Newtown Square   •   Philadelphia   •   Detroit   •   Cincinnati   •   Sacramento   •   Rochester   •   Willow Grove   •   Orlando   •   Buffalo   •   Chicago

Virtual Research: A Good Idea or a Bad Experiment?

Market research is vital for creating successful business plans that are profitable to organizations. To grow and thrive, companies have to carefully survey their surroundings and attend to all their various parts, ensuring that they are both nourished and strengthened for whatever lies ahead of them, as well as properly recovered from any damages in their past. It’s not unlike the care we strive to give our own bodies, simultaneously protecting and healing ourselves via regular check-ins with an expert. Lucky for us, just as technology continues to broaden the confines of modern medicine, it continues to expand the world of market research, allowing companies the ability to better monitor and assess the health of their business opportunities through ongoing market analysis. Thus, despite many people lamenting loss of intimacy due to an ever-increasing “digital disconnect” (i.e., that perceived sense of alienation from one another that sometimes occurs as virtual interactions replace physical ones), the benefit of remote communication is no less valuable nor any less effective, especially within a research setting. Some might argue that there isn’t even a loss of intimacy at all, but rather a gain, as people around the globe are united instead of kept separated by time and space.
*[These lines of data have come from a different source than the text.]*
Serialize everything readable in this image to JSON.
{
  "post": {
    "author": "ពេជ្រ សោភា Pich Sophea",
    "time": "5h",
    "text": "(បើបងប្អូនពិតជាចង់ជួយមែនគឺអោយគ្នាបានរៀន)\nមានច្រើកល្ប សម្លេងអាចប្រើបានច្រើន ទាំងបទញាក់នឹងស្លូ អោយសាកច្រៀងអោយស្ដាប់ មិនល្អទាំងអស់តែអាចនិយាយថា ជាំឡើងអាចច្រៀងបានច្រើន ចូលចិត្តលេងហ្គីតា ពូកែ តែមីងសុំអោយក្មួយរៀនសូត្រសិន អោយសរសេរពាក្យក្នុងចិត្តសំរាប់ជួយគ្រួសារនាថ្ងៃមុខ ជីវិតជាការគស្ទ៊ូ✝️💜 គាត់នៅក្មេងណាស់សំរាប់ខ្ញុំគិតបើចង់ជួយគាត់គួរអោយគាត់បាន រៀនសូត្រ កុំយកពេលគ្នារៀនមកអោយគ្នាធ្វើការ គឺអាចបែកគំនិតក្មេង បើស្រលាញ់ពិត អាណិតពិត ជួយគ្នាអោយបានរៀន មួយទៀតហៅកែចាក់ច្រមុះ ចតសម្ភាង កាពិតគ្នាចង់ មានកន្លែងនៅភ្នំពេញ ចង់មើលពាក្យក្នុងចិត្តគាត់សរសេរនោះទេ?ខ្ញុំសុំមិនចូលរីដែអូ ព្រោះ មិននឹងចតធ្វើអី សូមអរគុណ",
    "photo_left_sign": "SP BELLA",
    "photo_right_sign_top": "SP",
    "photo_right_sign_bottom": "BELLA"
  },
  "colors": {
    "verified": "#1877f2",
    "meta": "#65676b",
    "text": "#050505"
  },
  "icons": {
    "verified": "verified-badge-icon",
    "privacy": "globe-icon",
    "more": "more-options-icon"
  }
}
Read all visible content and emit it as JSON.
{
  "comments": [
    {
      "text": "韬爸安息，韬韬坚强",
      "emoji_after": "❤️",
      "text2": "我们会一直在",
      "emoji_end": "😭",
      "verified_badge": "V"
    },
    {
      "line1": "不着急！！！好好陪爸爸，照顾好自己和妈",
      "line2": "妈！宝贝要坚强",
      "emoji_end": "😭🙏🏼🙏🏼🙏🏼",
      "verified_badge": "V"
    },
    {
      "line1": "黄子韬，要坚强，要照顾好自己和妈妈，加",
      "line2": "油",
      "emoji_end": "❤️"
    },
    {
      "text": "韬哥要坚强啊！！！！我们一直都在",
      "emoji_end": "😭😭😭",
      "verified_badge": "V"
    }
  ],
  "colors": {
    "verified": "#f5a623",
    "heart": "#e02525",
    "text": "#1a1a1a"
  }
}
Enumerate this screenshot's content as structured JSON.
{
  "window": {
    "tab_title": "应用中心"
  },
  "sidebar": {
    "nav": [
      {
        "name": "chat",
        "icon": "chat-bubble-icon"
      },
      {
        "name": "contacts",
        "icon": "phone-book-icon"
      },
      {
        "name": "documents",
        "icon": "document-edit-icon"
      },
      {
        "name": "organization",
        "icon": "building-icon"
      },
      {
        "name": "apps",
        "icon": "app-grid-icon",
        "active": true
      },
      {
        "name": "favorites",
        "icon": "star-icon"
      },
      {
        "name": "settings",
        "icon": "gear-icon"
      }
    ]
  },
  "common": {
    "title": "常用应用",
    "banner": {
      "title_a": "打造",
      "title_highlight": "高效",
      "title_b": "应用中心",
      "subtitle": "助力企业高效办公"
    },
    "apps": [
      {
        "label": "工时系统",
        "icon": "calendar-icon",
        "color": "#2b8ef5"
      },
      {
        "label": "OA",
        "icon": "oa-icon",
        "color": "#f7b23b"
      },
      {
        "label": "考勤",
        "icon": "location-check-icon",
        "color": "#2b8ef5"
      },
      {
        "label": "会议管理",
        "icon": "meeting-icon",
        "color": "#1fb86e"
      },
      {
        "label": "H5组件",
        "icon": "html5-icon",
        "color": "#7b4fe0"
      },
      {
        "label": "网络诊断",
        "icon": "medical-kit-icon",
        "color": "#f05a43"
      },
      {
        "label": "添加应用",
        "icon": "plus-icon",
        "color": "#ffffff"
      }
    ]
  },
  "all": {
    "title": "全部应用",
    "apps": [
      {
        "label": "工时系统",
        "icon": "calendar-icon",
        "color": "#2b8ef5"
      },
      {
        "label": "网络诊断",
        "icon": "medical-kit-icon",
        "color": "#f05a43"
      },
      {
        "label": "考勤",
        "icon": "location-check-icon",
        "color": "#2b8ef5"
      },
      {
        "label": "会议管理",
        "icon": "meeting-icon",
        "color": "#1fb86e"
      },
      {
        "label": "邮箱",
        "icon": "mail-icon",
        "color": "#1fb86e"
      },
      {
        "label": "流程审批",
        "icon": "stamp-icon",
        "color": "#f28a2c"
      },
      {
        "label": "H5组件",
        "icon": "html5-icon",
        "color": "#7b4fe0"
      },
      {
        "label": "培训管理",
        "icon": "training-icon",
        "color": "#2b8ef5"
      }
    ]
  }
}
For us here at Research America, the advantages of technology are clear: with it we are able to reach more people, gather more exhaustive insight and help more businesses. Here’s why virtual research, in particular, is not just a good idea, it’s a great one:

 

Conducting market research virtually means more time can be spent on strategizing and planning and less time on the actual execution of it. Many virtual research platforms yield data in real-time (or close to it!), collecting and transcribing information at the same time so that analysis often begins the moment a respondent relays his or her first bit of insight. Many traditional forms of market research just can’t approximate that type of speed.

 

Virtual research is also frequently less expensive than other forms of market research. There’s no need for paper, printing or postage. And because respondents don’t have to be gathered in one place (as with focus groups, for example), companies don’t have to worry about any costs for travel, food, accommodation or pay for facilitators. 

 

Furthermore, virtual research methods facilitate an increased flexibility in design that means results are often more accurate than those gathered by many traditional ones. Indeed, most virtual research tools can be easily modified according to the people using them, with certain questions skipped or changed depending on individual characteristics and interests and access to the survey tool allowed whenever and however a respondent chooses. This means respondents are better engaged and, thus, more likely to complete a research request, improving the response rate and making results more indicative of a population.

 

Finally, virtual research is safe. Unlike in-person research encounters, virtual research enables businesses to continue surveying the market without exposing their members to unnecessary risks. And during a pandemic, that might be the best reason to make use of it!

 

Of course, virtual research isn’t always the answer. Sometimes a face-to-face encounter is necessary in order to uncover nuance and delve into the specifics of an issue. Fortunately, our team at Research America has decades of experience crafting all kinds of market research projects, not just virtual ones. In fact, oftentimes the most meaningful research results stem from a mixed-mode approach, combining both remote and in-person methodologies so that resulting insight is more comprehensive, more representative and, thus, more effective when put to action. Please contact us to learn which research tools would best suit your own unique research problem.

MENU